* [What the task asks] Below are the records; how many of their lines contain "likes"? Reply only with that figure.

* [Data extract]
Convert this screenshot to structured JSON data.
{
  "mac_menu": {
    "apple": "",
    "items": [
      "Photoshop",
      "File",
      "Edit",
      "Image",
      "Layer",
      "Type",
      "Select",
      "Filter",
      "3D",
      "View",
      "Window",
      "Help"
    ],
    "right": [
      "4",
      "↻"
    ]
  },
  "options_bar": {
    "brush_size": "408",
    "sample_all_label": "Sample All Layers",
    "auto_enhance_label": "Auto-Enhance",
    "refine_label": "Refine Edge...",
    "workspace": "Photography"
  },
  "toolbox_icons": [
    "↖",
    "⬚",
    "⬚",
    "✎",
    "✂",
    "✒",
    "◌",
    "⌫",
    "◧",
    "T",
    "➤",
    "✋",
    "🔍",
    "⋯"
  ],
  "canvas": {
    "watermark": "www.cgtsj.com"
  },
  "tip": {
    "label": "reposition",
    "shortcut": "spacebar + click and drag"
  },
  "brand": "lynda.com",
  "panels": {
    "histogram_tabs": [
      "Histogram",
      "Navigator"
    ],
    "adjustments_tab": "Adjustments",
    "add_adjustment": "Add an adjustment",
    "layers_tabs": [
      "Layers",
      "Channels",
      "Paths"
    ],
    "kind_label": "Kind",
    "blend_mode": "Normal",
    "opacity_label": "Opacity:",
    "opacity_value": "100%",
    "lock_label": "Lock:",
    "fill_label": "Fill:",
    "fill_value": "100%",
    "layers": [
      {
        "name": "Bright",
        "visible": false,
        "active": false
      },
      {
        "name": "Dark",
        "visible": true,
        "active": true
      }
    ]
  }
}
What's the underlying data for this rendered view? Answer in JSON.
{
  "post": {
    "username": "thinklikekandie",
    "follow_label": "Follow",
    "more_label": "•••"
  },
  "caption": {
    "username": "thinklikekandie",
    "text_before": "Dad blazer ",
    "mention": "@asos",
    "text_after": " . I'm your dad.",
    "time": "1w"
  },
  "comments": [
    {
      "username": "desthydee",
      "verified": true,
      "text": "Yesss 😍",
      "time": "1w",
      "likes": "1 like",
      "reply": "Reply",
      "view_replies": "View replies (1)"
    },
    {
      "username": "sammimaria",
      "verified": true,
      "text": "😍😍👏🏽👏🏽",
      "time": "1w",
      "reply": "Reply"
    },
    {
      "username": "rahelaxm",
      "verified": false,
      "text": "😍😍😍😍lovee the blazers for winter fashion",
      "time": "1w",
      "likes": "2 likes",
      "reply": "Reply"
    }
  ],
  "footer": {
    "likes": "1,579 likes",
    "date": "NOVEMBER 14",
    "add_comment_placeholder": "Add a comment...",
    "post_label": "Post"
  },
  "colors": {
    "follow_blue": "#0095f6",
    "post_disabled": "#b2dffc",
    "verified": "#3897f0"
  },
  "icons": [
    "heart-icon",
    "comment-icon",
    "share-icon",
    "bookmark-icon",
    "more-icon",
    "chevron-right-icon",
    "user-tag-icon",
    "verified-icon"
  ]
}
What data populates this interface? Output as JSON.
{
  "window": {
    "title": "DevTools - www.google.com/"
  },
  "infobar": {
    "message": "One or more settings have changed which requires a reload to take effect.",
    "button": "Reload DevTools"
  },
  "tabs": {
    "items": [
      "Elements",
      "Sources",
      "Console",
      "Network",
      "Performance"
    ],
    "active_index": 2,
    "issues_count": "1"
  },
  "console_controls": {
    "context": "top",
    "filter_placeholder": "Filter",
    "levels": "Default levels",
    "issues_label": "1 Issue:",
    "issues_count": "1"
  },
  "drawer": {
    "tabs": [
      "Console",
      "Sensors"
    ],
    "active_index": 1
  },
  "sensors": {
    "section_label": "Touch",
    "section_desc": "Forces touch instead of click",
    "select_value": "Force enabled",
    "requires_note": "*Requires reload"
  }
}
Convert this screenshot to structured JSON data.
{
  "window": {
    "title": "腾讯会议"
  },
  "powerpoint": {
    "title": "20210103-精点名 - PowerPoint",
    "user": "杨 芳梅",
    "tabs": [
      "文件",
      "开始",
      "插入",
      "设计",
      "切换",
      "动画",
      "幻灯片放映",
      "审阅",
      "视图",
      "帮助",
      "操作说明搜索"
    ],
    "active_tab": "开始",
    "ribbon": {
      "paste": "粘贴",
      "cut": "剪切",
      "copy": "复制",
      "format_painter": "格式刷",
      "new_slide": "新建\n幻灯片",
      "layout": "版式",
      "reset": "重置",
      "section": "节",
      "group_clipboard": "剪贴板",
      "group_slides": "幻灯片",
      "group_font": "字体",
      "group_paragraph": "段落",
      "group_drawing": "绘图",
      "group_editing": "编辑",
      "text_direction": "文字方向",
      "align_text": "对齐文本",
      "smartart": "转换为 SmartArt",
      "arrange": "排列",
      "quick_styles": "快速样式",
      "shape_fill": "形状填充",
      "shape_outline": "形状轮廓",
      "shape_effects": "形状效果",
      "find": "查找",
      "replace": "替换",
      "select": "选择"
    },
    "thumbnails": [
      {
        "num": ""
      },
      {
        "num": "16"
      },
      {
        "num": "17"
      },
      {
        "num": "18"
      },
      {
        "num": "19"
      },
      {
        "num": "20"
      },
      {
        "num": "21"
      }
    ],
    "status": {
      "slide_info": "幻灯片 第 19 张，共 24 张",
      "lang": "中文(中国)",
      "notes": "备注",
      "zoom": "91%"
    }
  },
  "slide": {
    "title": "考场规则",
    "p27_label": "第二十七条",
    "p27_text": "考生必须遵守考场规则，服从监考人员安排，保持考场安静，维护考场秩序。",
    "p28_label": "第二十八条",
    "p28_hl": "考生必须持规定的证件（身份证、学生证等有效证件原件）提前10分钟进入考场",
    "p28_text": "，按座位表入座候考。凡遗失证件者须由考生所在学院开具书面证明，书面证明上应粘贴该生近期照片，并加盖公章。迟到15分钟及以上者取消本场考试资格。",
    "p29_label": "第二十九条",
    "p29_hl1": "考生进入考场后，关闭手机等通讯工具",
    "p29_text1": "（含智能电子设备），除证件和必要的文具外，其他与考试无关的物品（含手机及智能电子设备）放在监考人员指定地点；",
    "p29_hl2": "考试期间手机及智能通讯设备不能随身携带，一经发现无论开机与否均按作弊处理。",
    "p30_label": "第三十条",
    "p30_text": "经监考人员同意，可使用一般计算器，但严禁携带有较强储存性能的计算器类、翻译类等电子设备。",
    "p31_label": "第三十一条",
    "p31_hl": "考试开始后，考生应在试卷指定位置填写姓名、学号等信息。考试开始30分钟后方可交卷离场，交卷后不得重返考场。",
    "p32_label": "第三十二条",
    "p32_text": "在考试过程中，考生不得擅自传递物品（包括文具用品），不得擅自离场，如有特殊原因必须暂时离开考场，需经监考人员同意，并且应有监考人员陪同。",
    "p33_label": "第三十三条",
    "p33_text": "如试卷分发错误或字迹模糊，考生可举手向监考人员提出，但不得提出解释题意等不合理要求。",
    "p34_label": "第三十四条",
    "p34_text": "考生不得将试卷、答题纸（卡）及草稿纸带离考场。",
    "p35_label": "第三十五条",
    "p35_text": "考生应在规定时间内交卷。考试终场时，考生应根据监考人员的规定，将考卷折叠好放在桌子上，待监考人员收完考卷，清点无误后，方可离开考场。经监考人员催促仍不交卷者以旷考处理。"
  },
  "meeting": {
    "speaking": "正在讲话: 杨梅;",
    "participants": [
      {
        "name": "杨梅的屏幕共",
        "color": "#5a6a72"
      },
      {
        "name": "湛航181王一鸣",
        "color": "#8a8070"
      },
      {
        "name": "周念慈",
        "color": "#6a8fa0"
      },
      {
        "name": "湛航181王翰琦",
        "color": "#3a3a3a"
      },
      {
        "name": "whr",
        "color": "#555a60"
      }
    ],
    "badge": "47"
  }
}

* [Exercise result] 3